Pet owners need to be wary of leaving drinks where animals can easily reach them, particularly those that are alcoholic. Food items which should be on the radars of pet owners include raisins, currants and sultanas commonly found in mince pies, Christmas cake and Christmas pudding. These food types can cause kidney failure in dogs and cats. Other dangerous foods include macadamia nuts, raw onions, walnuts, bread and cheese, along with stuffing containing such ingredients.
Chocolate is one of the most common causes for a trip to the vets, meaning owners should keep a careful eye on where chocolate is stored and left. This applies all year round but is particularly relevant during the festive season with chocolate often in abundance in everything from advent calendars to variety packs and chocolate coins.
Other hazards include ribbons on presents, tinsel, and sharp tree needles, while kittens can be particularly fond of climbing Christmas trees and playing with baubles. Chewing baubles is also common for dogs. Many gift gadgets and ornaments require disposable batteries, but some dogs view batteries as edible or a chew toy, so they need to be stored safely out of reach.

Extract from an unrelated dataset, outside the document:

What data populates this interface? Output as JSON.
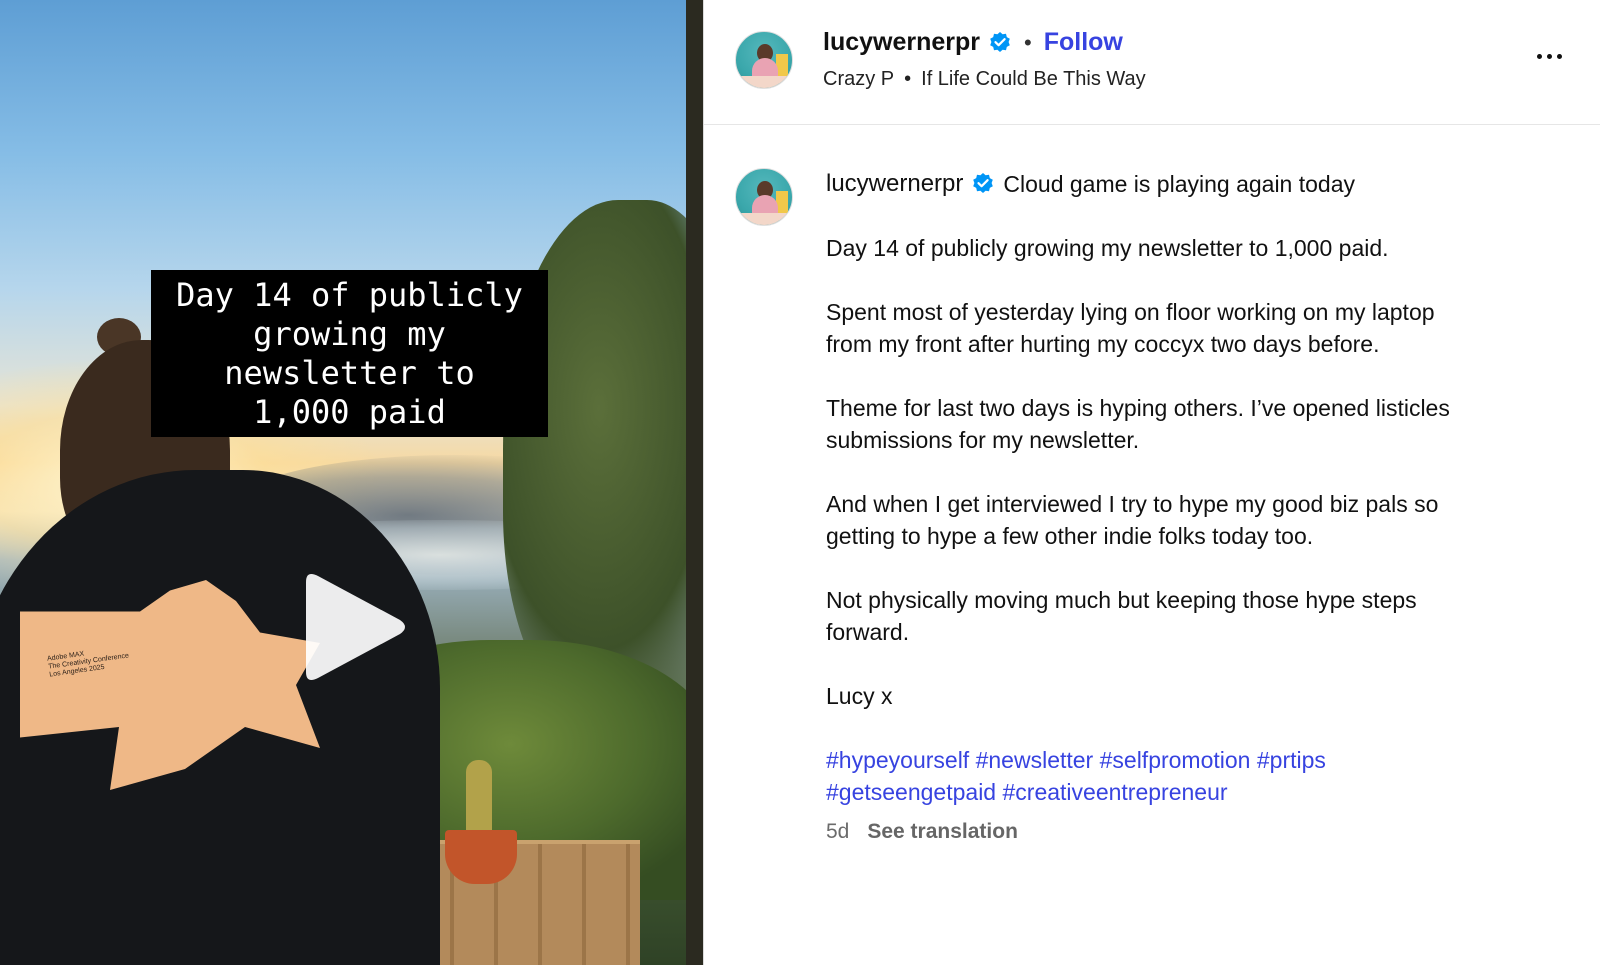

People like to overindulge at Christmas, but pet owners should avoid overfeeding animals. Also, keep food stuffs on surfaces like coffee tables and lap trays out of reach of pets, as many will eat what they fancy if they have the opportunity.
Mitigate any stress your pets may be feeling by respecting their space and allowing them to have their quiet area to retreat to. This is important as many households will receive guests, and parties and gatherings can be noisy and unfamiliar for pets.
Maintain routines like regular walks, mealtimes and play sessions. It may be easy to mix up your daily routines a bit, but your pet could find breaking up their routines confusing and unsettling.
Ultimately, it may feel like a chore to ensure your pets avoid the hazards of a home at Christmas time, but it will help keep them safe and avoid a time-consuming and possibly costly visit to the vets. Always have contacts details for an emergency vet on standby over the festive period for peace of mind.